[Interface dataset entries]
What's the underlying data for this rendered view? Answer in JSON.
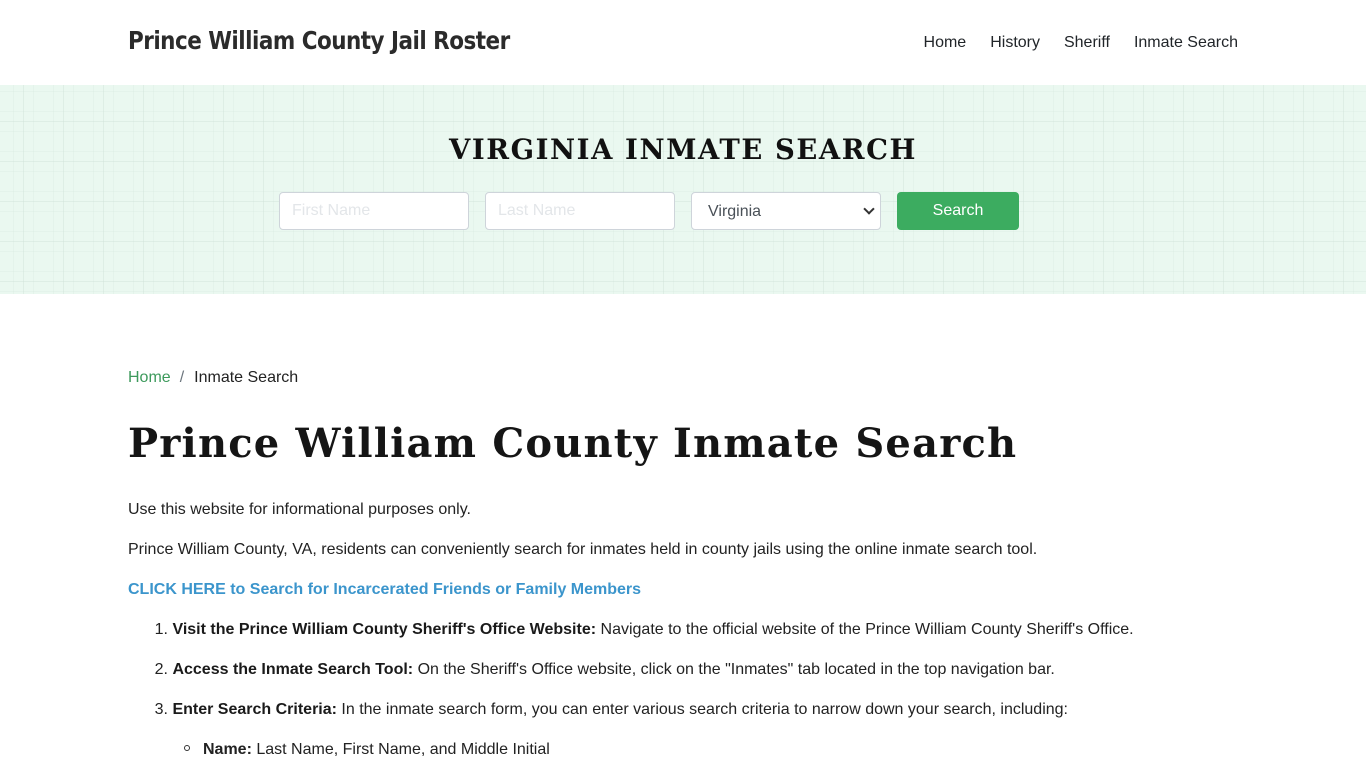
{
  "header": {
    "brand": "Prince William County Jail Roster",
    "nav": [
      {
        "label": "Home"
      },
      {
        "label": "History"
      },
      {
        "label": "Sheriff"
      },
      {
        "label": "Inmate Search"
      }
    ]
  },
  "hero": {
    "title": "VIRGINIA INMATE SEARCH",
    "first_name_placeholder": "First Name",
    "first_name_value": "",
    "last_name_placeholder": "Last Name",
    "last_name_value": "",
    "state_selected": "Virginia",
    "search_label": "Search",
    "accent_color": "#3cac60"
  },
  "breadcrumb": {
    "home": "Home",
    "separator": "/",
    "current": "Inmate Search"
  },
  "main": {
    "title": "Prince William County Inmate Search",
    "intro": "Use this website for informational purposes only.",
    "description": "Prince William County, VA, residents can conveniently search for inmates held in county jails using the online inmate search tool.",
    "cta": "CLICK HERE to Search for Incarcerated Friends or Family Members",
    "steps": [
      {
        "num": "1.",
        "title": "Visit the Prince William County Sheriff's Office Website:",
        "text": " Navigate to the official website of the Prince William County Sheriff's Office."
      },
      {
        "num": "2.",
        "title": "Access the Inmate Search Tool:",
        "text": " On the Sheriff's Office website, click on the \"Inmates\" tab located in the top navigation bar."
      },
      {
        "num": "3.",
        "title": "Enter Search Criteria:",
        "text": " In the inmate search form, you can enter various search criteria to narrow down your search, including:"
      }
    ],
    "criteria": [
      {
        "title": "Name:",
        "text": " Last Name, First Name, and Middle Initial"
      }
    ]
  }
}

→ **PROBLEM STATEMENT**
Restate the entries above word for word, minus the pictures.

→ **ANSWER SECTION**
What's the underlying data for this rendered view? Answer in JSON.
{
  "header": {
    "brand": "Prince William County Jail Roster",
    "nav": [
      {
        "label": "Home"
      },
      {
        "label": "History"
      },
      {
        "label": "Sheriff"
      },
      {
        "label": "Inmate Search"
      }
    ]
  },
  "hero": {
    "title": "VIRGINIA INMATE SEARCH",
    "first_name_placeholder": "First Name",
    "first_name_value": "",
    "last_name_placeholder": "Last Name",
    "last_name_value": "",
    "state_selected": "Virginia",
    "search_label": "Search",
    "accent_color": "#3cac60"
  },
  "breadcrumb": {
    "home": "Home",
    "separator": "/",
    "current": "Inmate Search"
  },
  "main": {
    "title": "Prince William County Inmate Search",
    "intro": "Use this website for informational purposes only.",
    "description": "Prince William County, VA, residents can conveniently search for inmates held in county jails using the online inmate search tool.",
    "cta": "CLICK HERE to Search for Incarcerated Friends or Family Members",
    "steps": [
      {
        "num": "1.",
        "title": "Visit the Prince William County Sheriff's Office Website:",
        "text": " Navigate to the official website of the Prince William County Sheriff's Office."
      },
      {
        "num": "2.",
        "title": "Access the Inmate Search Tool:",
        "text": " On the Sheriff's Office website, click on the \"Inmates\" tab located in the top navigation bar."
      },
      {
        "num": "3.",
        "title": "Enter Search Criteria:",
        "text": " In the inmate search form, you can enter various search criteria to narrow down your search, including:"
      }
    ],
    "criteria": [
      {
        "title": "Name:",
        "text": " Last Name, First Name, and Middle Initial"
      }
    ]
  }
}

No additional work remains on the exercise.